Earlier this week in Haiti, a group of Christians ran a group of Vodou followers away from a pavilion where they were trying to conjure spirits as part of a memorial service to honor their deceased brethren. The Christians pelted the worshipers with rocks and accused the Vodou followers of being responsible for dangerous aftershocks that had hit Haiti since the devastating earthquake a month ago. Religion is a major theme in all Haiti coverage these days and it's difficult to cover Vodoun perspectives as well as the Catholic and Evangelical perspectives. Let's look at three different stories covering the violent attack. Here's the lede for the AFP account:
Haiti's supreme voodoo leader vowed "war" on Wednesday after Evangelicals attacked a ceremony organized by his religion honoring those killed in last month's massive earthquake. ...
"It will be war -- open war," Max Beauvoir, supreme head of Haitian voodoo, told AFP in an interview at his home and temple outside the capital.
I was intrigued to learn that Haiti had a supreme Vodou leader. It was my understanding that there was no one central authority leading practitioners there. But this excellent NPR story from a month ago makes the same claim, saying Beauvoir is "the supreme servitor of Voodoo, or the highest priest, in Haiti."
I enjoy reading Jason Pitzl-Waters' The Wild Hunt blog for news analysis from a Pagan perspective. He says that Beauvoir is a very important figure in Haiti but that, despite his claims to the contrary:
Vodou has no "supreme chief" that all Vodouisants, Mambos, and Houngans bow before. Beauvoir leads a faction, a group of practitioners who have acknowledged him as their leader, and is not a Vodou "pope".
I'm reminded of a New York Times profile of Beauvoir from a few years ago that called him just that -- "pope." Pitzl-Waters urges reporters to reach out to other influential figures in Haitian Vodou.
The next story to look at is this Associated Press account of the violent encounter. The report includes some perspective from the Evangelical group, which is good. The Evangelical that is quoted says that the Christians were preparing for prayer when the Vodouists "came and took over." The article describes some of the non-religious tensions that have erupted (a food convoy was attacked by 150 machete-wielding men):
Religious tension has also increased: Baptists, Catholics, Jehovah's Witnesses, Scientologists, Mormons and other missionaries have flocked to Haiti in droves since the earthquake to feed the homeless, treat the injured and jockey for souls. Some Voodoo practitioners have said they've converted to Christianity for fear they will lose out on aid or a belief that the earthquake was a warning from God.
"Much of this has to do with the aid coming in," said Max Beauvoir, a Voodoo priest and head of a Voodoo association. "Many missionaries oppose Voodoo. I hope this does not start a war of religions because many of our practitioners are being harassed now unlike any other time that I remember."

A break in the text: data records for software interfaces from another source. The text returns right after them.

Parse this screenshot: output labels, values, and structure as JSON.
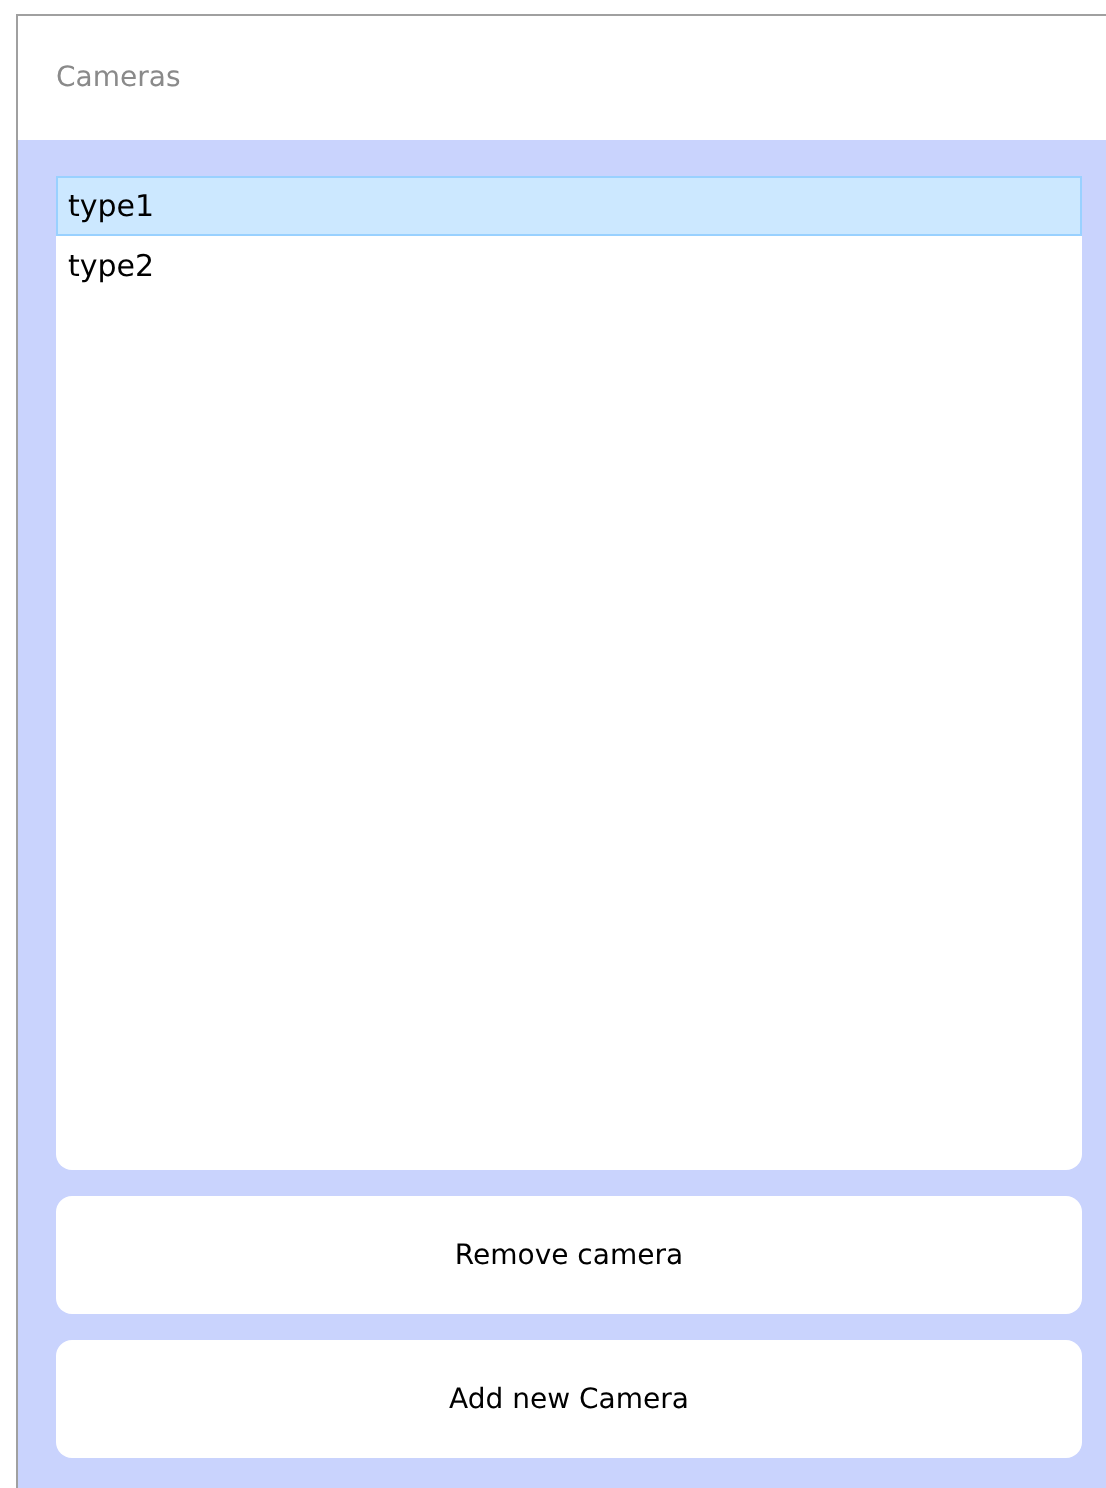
{
  "panel": {
    "title": "Cameras"
  },
  "cameras": [
    {
      "label": "type1",
      "selected": true
    },
    {
      "label": "type2",
      "selected": false
    }
  ],
  "buttons": [
    "Remove camera",
    "Add new Camera"
  ]
}
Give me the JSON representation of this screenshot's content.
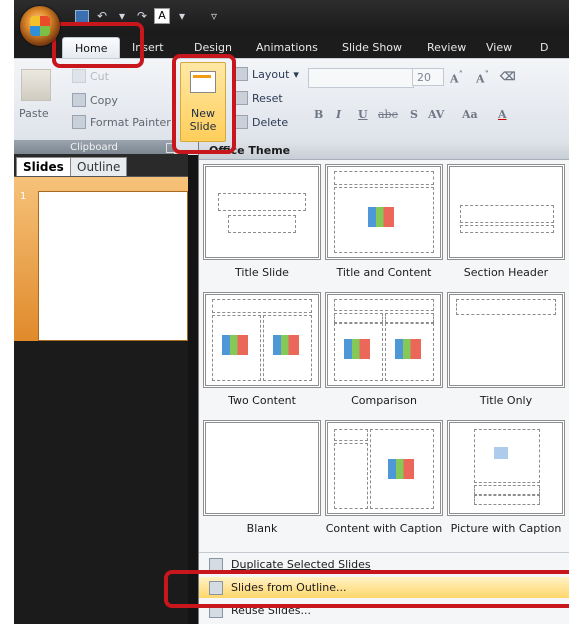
{
  "qat": {
    "a_label": "A"
  },
  "tabs": [
    {
      "label": "Home"
    },
    {
      "label": "Insert"
    },
    {
      "label": "Design"
    },
    {
      "label": "Animations"
    },
    {
      "label": "Slide Show"
    },
    {
      "label": "Review"
    },
    {
      "label": "View"
    },
    {
      "label": "D"
    }
  ],
  "clipboard": {
    "paste": "Paste",
    "cut": "Cut",
    "copy": "Copy",
    "format_painter": "Format Painter",
    "group_label": "Clipboard"
  },
  "slides_group": {
    "new_slide": "New Slide",
    "layout": "Layout",
    "reset": "Reset",
    "delete": "Delete"
  },
  "font_group": {
    "size": "20",
    "bold": "B",
    "italic": "I",
    "underline": "U",
    "strike": "abe",
    "shadow": "S",
    "spacing": "AV",
    "case": "Aa",
    "color": "A"
  },
  "pane": {
    "tab_slides": "Slides",
    "tab_outline": "Outline",
    "slide_num": "1"
  },
  "gallery": {
    "header": "Office Theme",
    "layouts": [
      {
        "name": "Title Slide"
      },
      {
        "name": "Title and Content"
      },
      {
        "name": "Section Header"
      },
      {
        "name": "Two Content"
      },
      {
        "name": "Comparison"
      },
      {
        "name": "Title Only"
      },
      {
        "name": "Blank"
      },
      {
        "name": "Content with Caption"
      },
      {
        "name": "Picture with Caption"
      }
    ],
    "menu": [
      {
        "label": "Duplicate Selected Slides"
      },
      {
        "label": "Slides from Outline..."
      },
      {
        "label": "Reuse Slides..."
      }
    ]
  },
  "colors": {
    "highlight": "#c8161d",
    "hover": "#ffd66b",
    "accent_orange": "#e08a2a"
  }
}
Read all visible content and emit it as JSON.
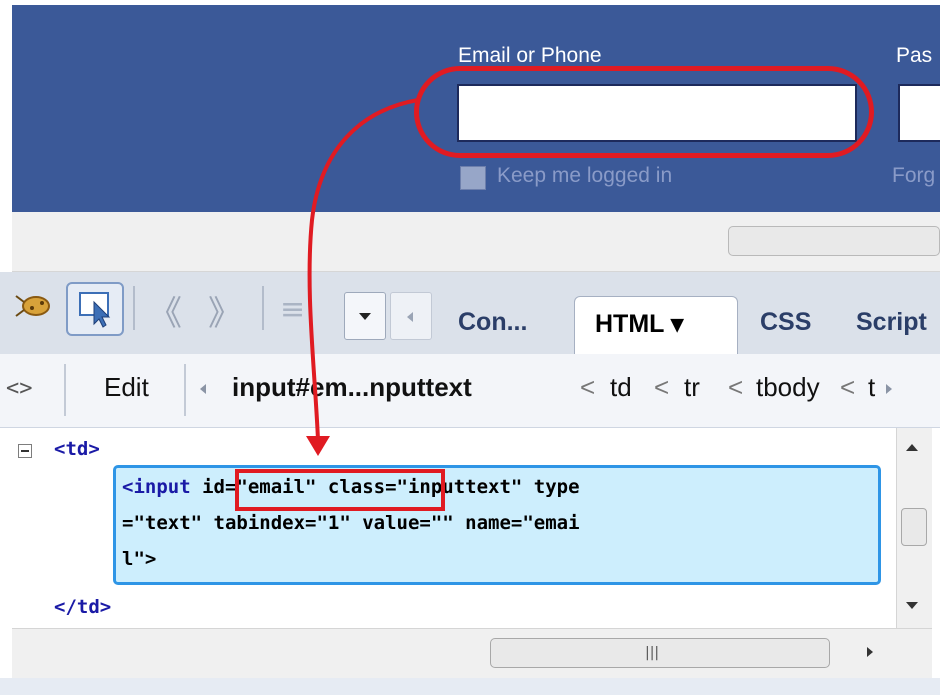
{
  "facebook": {
    "email_label": "Email or Phone",
    "password_label_partial": "Pas",
    "keep_logged_in": "Keep me logged in",
    "forgot_partial": "Forg",
    "email_value": ""
  },
  "toolbar": {
    "tabs": [
      "Con...",
      "HTML ▾",
      "CSS",
      "Script"
    ]
  },
  "breadcrumb": {
    "edit": "Edit",
    "current": "input#em...nputtext",
    "parents": [
      "td",
      "tr",
      "tbody",
      "t"
    ]
  },
  "html_panel": {
    "line1": "<td>",
    "line2a": "<input ",
    "line2b": "id=\"email\"",
    "line2c": " class=\"inputtext\" type",
    "line3": "=\"text\" tabindex=\"1\" value=\"\" name=\"emai",
    "line4": "l\">",
    "line5": "</td>"
  },
  "colors": {
    "facebook_blue": "#3b5998",
    "annotation_red": "#e01b22",
    "selection_blue": "#cdeefd"
  }
}
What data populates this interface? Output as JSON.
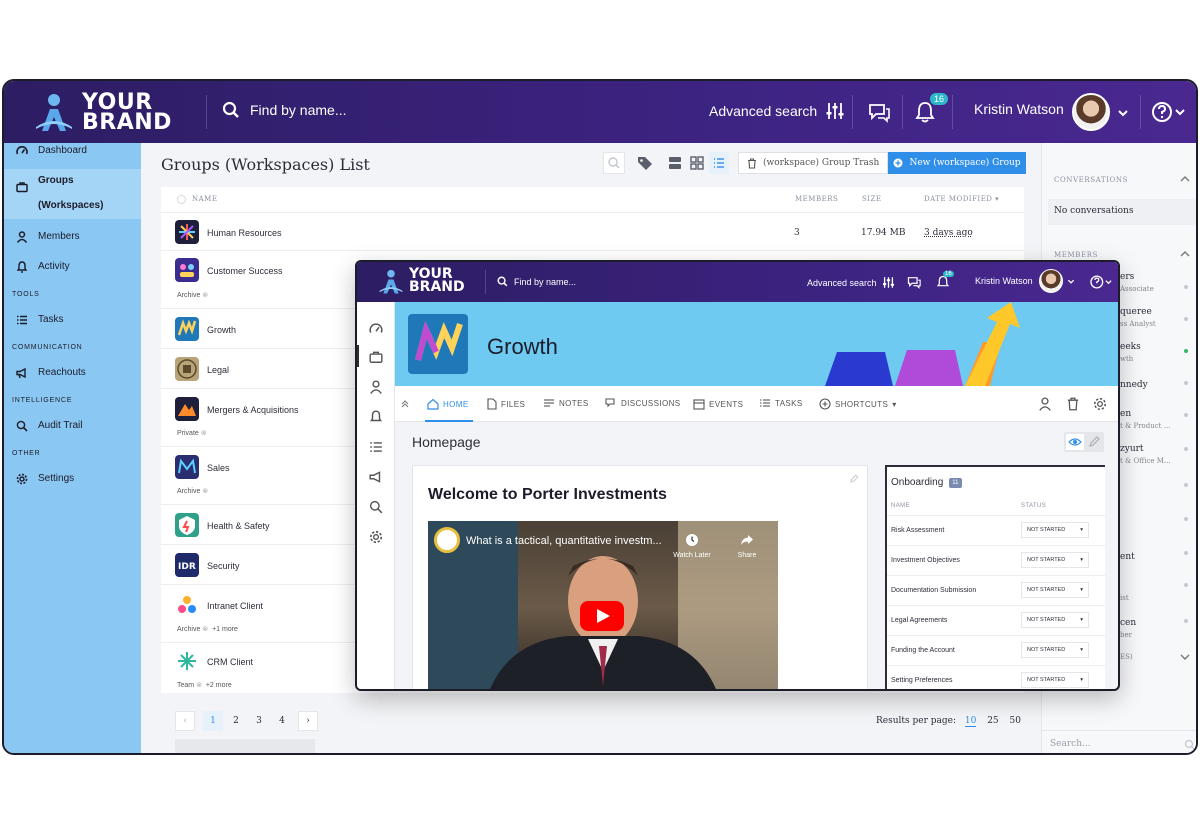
{
  "brand": {
    "line1": "YOUR",
    "line2": "BRAND"
  },
  "header": {
    "search_placeholder": "Find by name...",
    "advanced_search": "Advanced search",
    "notifications_count": "16",
    "user_name": "Kristin Watson"
  },
  "sidebar": {
    "items": [
      {
        "label": "Dashboard",
        "icon": "dashboard-icon"
      },
      {
        "label": "Groups (Workspaces)",
        "icon": "briefcase-icon",
        "active": true
      },
      {
        "label": "Members",
        "icon": "person-icon"
      },
      {
        "label": "Activity",
        "icon": "bell-icon"
      }
    ],
    "sections": {
      "tools": "TOOLS",
      "communication": "COMMUNICATION",
      "intelligence": "INTELLIGENCE",
      "other": "OTHER"
    },
    "tasks": "Tasks",
    "reachouts": "Reachouts",
    "audit_trail": "Audit Trail",
    "settings": "Settings"
  },
  "main": {
    "title": "Groups (Workspaces) List",
    "trash_label": "(workspace) Group Trash",
    "new_label": "New (workspace) Group",
    "columns": {
      "name": "NAME",
      "members": "MEMBERS",
      "size": "SIZE",
      "date_modified": "DATE MODIFIED"
    },
    "rows": [
      {
        "name": "Human Resources",
        "members": "3",
        "size": "17.94 MB",
        "modified": "3 days ago",
        "tag": "",
        "extra": ""
      },
      {
        "name": "Customer Success",
        "tag": "Archive",
        "extra": ""
      },
      {
        "name": "Growth",
        "tag": "",
        "extra": ""
      },
      {
        "name": "Legal",
        "tag": "",
        "extra": ""
      },
      {
        "name": "Mergers & Acquisitions",
        "tag": "Private",
        "extra": ""
      },
      {
        "name": "Sales",
        "tag": "Archive",
        "extra": ""
      },
      {
        "name": "Health & Safety",
        "tag": "",
        "extra": ""
      },
      {
        "name": "Security",
        "tag": "",
        "extra": ""
      },
      {
        "name": "Intranet Client",
        "tag": "Archive",
        "extra": "+1 more"
      },
      {
        "name": "CRM Client",
        "tag": "Team",
        "extra": "+2 more"
      }
    ],
    "pages": [
      "1",
      "2",
      "3",
      "4"
    ],
    "results_label": "Results per page:",
    "per_page": [
      "10",
      "25",
      "50"
    ]
  },
  "right_panel": {
    "conversations": "CONVERSATIONS",
    "no_conversations": "No conversations",
    "members": "MEMBERS",
    "partial": [
      {
        "name": "ers",
        "sub": "Associate"
      },
      {
        "name": "queree",
        "sub": "ss Analyst"
      },
      {
        "name": "eeks",
        "sub": "wth"
      },
      {
        "name": "nnedy",
        "sub": ""
      },
      {
        "name": "en",
        "sub": "t & Product ..."
      },
      {
        "name": "zyurt",
        "sub": "t & Office M..."
      },
      {
        "name": "ent",
        "sub": ""
      },
      {
        "name": "",
        "sub": "ist"
      },
      {
        "name": "cen",
        "sub": "ber"
      },
      {
        "name": "ES)",
        "sub": ""
      }
    ],
    "search_placeholder": "Search..."
  },
  "overlay": {
    "search_placeholder": "Find by name...",
    "advanced_search": "Advanced search",
    "notifications_count": "16",
    "user_name": "Kristin Watson",
    "group_title": "Growth",
    "tabs": [
      "HOME",
      "FILES",
      "NOTES",
      "DISCUSSIONS",
      "EVENTS",
      "TASKS",
      "SHORTCUTS"
    ],
    "homepage": "Homepage",
    "welcome": "Welcome to Porter Investments",
    "video_title": "What is a tactical, quantitative investm...",
    "video_watch_later": "Watch Later",
    "video_share": "Share",
    "onboarding": {
      "title": "Onboarding",
      "count": "11",
      "col_name": "NAME",
      "col_status": "STATUS",
      "rows": [
        {
          "name": "Risk Assessment",
          "status": "NOT STARTED"
        },
        {
          "name": "Investment Objectives",
          "status": "NOT STARTED"
        },
        {
          "name": "Documentation Submission",
          "status": "NOT STARTED"
        },
        {
          "name": "Legal Agreements",
          "status": "NOT STARTED"
        },
        {
          "name": "Funding the Account",
          "status": "NOT STARTED"
        },
        {
          "name": "Setting Preferences",
          "status": "NOT STARTED"
        }
      ]
    }
  },
  "colors": {
    "header": "#3b2380",
    "sidebar": "#8ac7f2",
    "accent": "#2f8fe8",
    "banner": "#6fcaf1",
    "badge": "#2fb8c9"
  }
}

I find it fascinating that the first article begins with a call to war by Beauvoir while the second article has him saying he hopes it doesn't come to war. I'm not saying that both quotes aren't accurate but it kind of reminds you how much power a reporter has in shaping a story.
As to the first paragraph, it is definitely true that Vodouists take issue with some evangelism efforts. That was true even prior to the earthquake. And it's important to get that perspective into a story. But the phrase "jockey for souls" really isn't an appropriate way to describe the evangelism efforts. Leave that loaded language for others. Assuming we're not talking about riding horses, jockeying implies trickery or clever manipulation. That's certainly not how those engaged in the evangelical work would describe what they're doing. And even if there is some manipulation going on, it's unfair to tar all relief workers and missionaries with that description. And more than that, the use of the word "jockey" is so unbelievably condescending to the Haitians. Just because people have not had all the advantages that people in an average newsroom have had doesn't mean that they're ill-equipped to consider their spiritual lives. Fact is that hardship can be a great crucible for focusing on the higher things.
Perhaps the best report I read on the violent conflict was actually a captioned series of photos from Getty Images. It certainly doesn't tell the whole story but it shows the strong emotions on various sides of the event. One of the images is pictured above.
You may also be interested in this Samuel Freedman piece that ran in a recent New York Times. He begins by noting Pat Robertson's comments about Vodou in the aftermath of the earthquake:
Crude and harsh as Mr. Robertson's words were, he deserved a perverse kind of credit for one thing. He actually did recognize the centrality of voodoo to Haiti. In the voluminous media coverage of the quake and its aftermath, relatively few journalists and commentators have done so, and even fewer have gotten voodoo right.
Freedman seems to think that any and all criticism of Vodou or its teachings is inappropriate and on its face false. However, the piece is written as a column and not a news article. For my part, I think religious groups can handle and respond to critical views and don't need protection from that dialogue. Still, Freedman's essay includes top-notch media analysis. You'll want to read it.